Eman Mohamed Bahaeldin Tolba Elsayed was working at the hospital when, in January 2015, her employment references were called into question.

A Medical Practitioners Tribunal heard KGH received a reference about Dr Elsayed’s capabilities from a Professor A, dated June 2014.

But after an investigation, they found an online obituary for Professor A – he had died two weeks before he supposedly sent the reference.

Further communication with the Egyptian Medical Syndicate confirmed that the professor was indeed dead.

Dr Elsayed claimed that the email address used to send the reference – which was a Yahoo account rather than a professional email address – was one that he had given her.

But her claims came unstuck after a number of revealing factors, alongside the fact that the professor was dead at the time of the email, showed how she had manufactured the reference to earn the job.

In the application forms and reference Dr Elsayed had spelt her referee’s name two different ways, varying between Mostafa and Mustafa, both of which were incorrect.

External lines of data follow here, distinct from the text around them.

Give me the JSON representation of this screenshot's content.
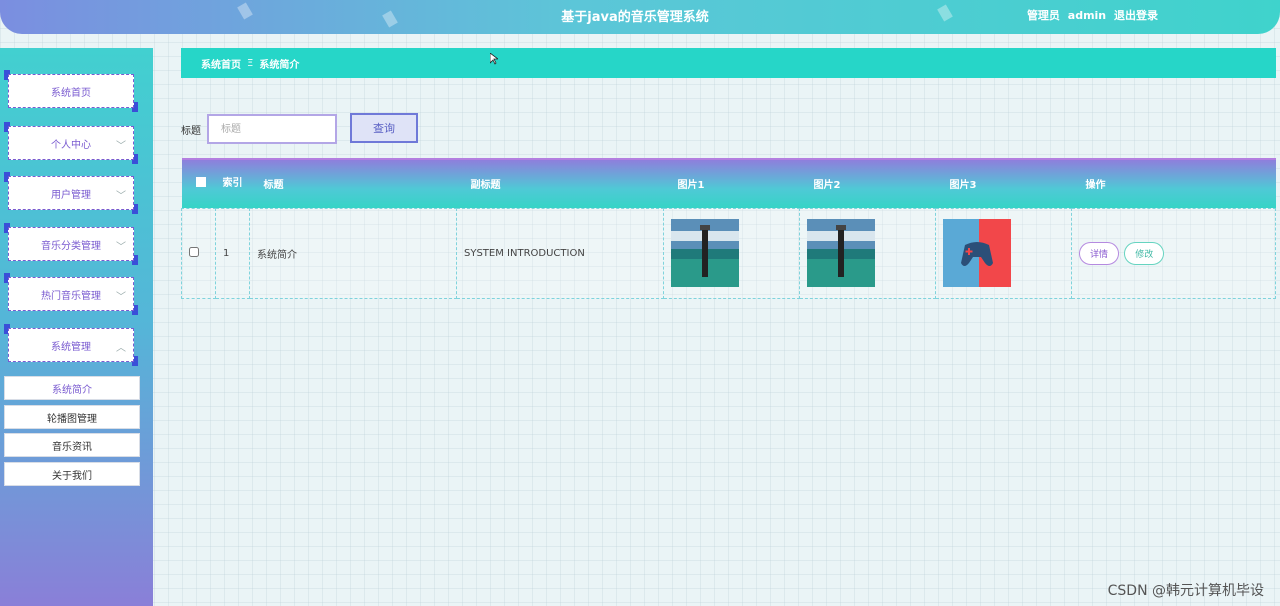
{
  "header": {
    "title": "基于java的音乐管理系统",
    "role": "管理员",
    "username": "admin",
    "logout": "退出登录"
  },
  "sidebar": {
    "items": [
      {
        "label": "系统首页",
        "icon": "none"
      },
      {
        "label": "个人中心",
        "icon": "chevron-down-icon"
      },
      {
        "label": "用户管理",
        "icon": "chevron-down-icon"
      },
      {
        "label": "音乐分类管理",
        "icon": "chevron-down-icon"
      },
      {
        "label": "热门音乐管理",
        "icon": "chevron-down-icon"
      },
      {
        "label": "系统管理",
        "icon": "chevron-up-icon"
      }
    ],
    "sub_items": [
      {
        "label": "系统简介",
        "active": true
      },
      {
        "label": "轮播图管理",
        "active": false
      },
      {
        "label": "音乐资讯",
        "active": false
      },
      {
        "label": "关于我们",
        "active": false
      }
    ]
  },
  "breadcrumb": {
    "home": "系统首页",
    "separator": "Ξ",
    "current": "系统简介"
  },
  "search": {
    "label": "标题",
    "placeholder": "标题",
    "button": "查询"
  },
  "table": {
    "headers": [
      "索引",
      "标题",
      "副标题",
      "图片1",
      "图片2",
      "图片3",
      "操作"
    ],
    "rows": [
      {
        "index": "1",
        "title": "系统简介",
        "subtitle": "SYSTEM INTRODUCTION",
        "actions": {
          "detail": "详情",
          "edit": "修改"
        }
      }
    ]
  },
  "colors": {
    "accent": "#26d6c8",
    "purple": "#7a5bd0",
    "header_start": "#7b8ee0",
    "header_end": "#3fd3cc"
  },
  "watermark": "CSDN @韩元计算机毕设"
}
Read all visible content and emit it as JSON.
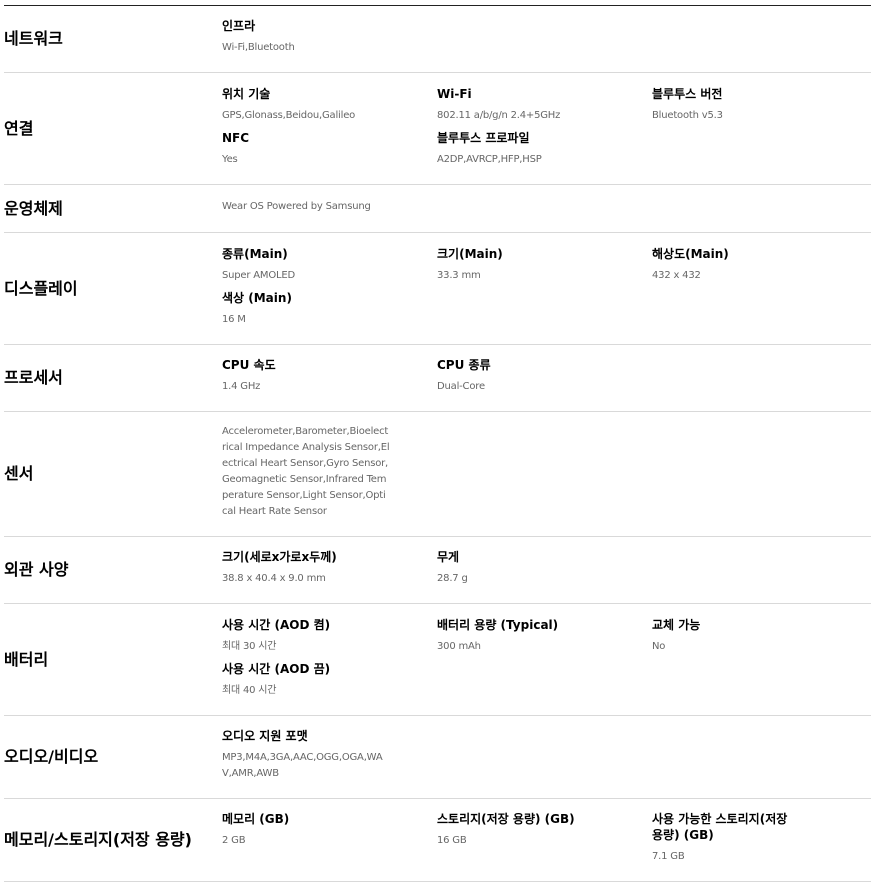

The tribunal also discussed Elsayed’s claims that a colleague of Professor A could have sent the email, given his illness.

They decided that had a pre-prepared reference or pro-forma reference form had been sent on behalf of him it would have been mentioned within the reference, which it wasn’t.

The panel went on to discuss an email that Dr Elsayed, crucially, had sent to a colleague ‘admitting’ sending the reference herself.

The email read: “In the second application I was interviewed and was successful. Unfortunately he died.

“As I’m in the UK and it is difficult to approach anybody else there, I was struggling to reach any referee.

“My stupidity pushed me to create and send the email.”

Dr Elsayed claimed that her colleague had threatened her and told her what to write, but the tribunal found no evidence to support her claims.

The matter was referred to the NHS Counter Fraud Department and she resigned in February 2015.

Further investigations found that she had also used the same email address to provide references for a job in Maidstone in Kent, where she worked for just over a month.

Dr Elsayed, who was not present or legally represented at the hearing, had her name erased from the register.

Tribunal chairman Dr Nigel Westwood said: “The tribunal noted that her actions were repeated on two separate occasions, where the reader of the references would believe they had been provided by Professor A.

“The tribunal determined that Dr Elsayed had a clear intention to mislead the Kettering hospital and the Maidstone hospital, and that she was dishonest in providing false information to two prospective employers which placed her in a positive light.

“The tribunal took the view that there was a clear motive for her to be dishonest in this way; namely to secure the jobs in question and that there could be no innocent explanation, such as a misunderstanding, to account for her behaviour.

“The tribunal concluded that Dr Elsayed’s actions were misleading and dishonest.”

KGH’s director of human resources, organisational development and strategy, Mark Smith, said: “We can confirm that we reported Dr Elsayed to the GMC and that she resigned from the trust in February 2015 after we detected concerns about her application.”